I recently lost my beloved husband to cancer and so my heart goes out to John's family during these difficult times. Whilst the pain will never go away, in time, we learn to simply look up to the stars, hug a loved one, or say a little prayer whenever we think of our departed loved one. We are all the better for having known John and I will forever miss him.

Rest in peace, my amazing friend John Lazar.

With kind wishes,
Dr Ruby Campbell

Ruby Campbell
April 30, 2024
John was a career-long thought leader and valued member of the global performance, training, and leadership development communities. He influenced the world with his leadership and professional contributions--and was a wise, caring, and fun guy!

Andy Buzinski
May 7, 2024
John and I met in 1990 in Toronto at the annual conference of our professional society, ISPI. We knew many colleagues in common and launched a friendship. I looked forward to getting together with John each year at our conferences. He was one of the funniest people I’ve ever known with an of-the-moment humor that was infectious.

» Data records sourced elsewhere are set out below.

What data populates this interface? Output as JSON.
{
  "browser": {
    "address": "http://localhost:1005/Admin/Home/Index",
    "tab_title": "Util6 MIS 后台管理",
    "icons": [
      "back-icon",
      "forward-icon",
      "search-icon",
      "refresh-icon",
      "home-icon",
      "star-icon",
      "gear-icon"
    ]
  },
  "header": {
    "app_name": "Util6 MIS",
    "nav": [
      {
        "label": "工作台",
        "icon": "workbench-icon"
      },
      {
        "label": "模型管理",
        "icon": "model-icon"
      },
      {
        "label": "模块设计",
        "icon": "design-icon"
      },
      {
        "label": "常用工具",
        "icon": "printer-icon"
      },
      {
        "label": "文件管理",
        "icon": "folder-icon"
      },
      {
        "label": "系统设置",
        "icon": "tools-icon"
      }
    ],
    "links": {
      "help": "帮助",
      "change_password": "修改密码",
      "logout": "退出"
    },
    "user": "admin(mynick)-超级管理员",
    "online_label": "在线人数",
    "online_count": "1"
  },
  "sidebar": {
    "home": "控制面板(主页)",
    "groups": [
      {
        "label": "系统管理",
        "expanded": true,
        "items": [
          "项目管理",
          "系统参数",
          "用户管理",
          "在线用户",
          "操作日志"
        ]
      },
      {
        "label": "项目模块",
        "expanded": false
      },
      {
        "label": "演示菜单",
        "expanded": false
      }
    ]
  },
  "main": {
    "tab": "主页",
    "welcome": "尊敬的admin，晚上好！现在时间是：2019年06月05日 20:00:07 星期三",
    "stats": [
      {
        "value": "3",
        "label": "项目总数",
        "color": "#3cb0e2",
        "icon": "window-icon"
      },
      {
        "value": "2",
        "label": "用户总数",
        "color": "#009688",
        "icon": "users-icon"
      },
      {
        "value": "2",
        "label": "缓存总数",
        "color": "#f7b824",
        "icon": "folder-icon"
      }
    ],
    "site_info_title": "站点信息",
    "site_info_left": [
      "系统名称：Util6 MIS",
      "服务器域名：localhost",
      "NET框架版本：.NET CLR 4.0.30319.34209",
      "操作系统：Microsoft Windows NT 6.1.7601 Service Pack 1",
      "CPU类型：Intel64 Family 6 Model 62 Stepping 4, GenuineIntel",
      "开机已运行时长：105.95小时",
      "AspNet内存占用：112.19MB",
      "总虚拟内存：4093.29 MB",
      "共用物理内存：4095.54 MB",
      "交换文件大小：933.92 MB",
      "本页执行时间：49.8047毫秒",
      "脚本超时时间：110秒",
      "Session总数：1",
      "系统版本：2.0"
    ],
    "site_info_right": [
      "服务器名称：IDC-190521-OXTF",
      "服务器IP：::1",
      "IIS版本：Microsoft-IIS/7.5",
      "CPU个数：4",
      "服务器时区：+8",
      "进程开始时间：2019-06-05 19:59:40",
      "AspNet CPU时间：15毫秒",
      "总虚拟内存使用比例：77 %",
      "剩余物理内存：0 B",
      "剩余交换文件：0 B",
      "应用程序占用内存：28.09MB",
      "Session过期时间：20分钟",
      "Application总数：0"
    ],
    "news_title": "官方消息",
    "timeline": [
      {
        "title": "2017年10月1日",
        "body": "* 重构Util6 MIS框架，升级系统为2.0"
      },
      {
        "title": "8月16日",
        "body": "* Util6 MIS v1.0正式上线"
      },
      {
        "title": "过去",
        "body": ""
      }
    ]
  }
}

John greatly enjoyed travel and came annually to the Bay Area in Northern California. We have a core group of ISPI’ers here and John was always a welcome visitor. He stayed at my house and we hosted some wonderful dinners for our little group. John was delighted to be the sous chef. We went to visit wineries, to plays at the local repertory company, and dined out with our colleagues.

When John became ill and began his very challenging journey, his detailed updates helped the members of his ‘tribe’ understand what he was enduring and gave us intimate insights into how he was managing his disease. John used his well-honed coaching and processing skills to encourage and guide himself. We tribal compatriots were privileged to observe and learn from him. John’s end of life journey had to be his most difficult and it provided a model for surmounting extreme adversity. I thank you, John, and miss you every day.
Love, Carol

Carol Haig
May 9, 2024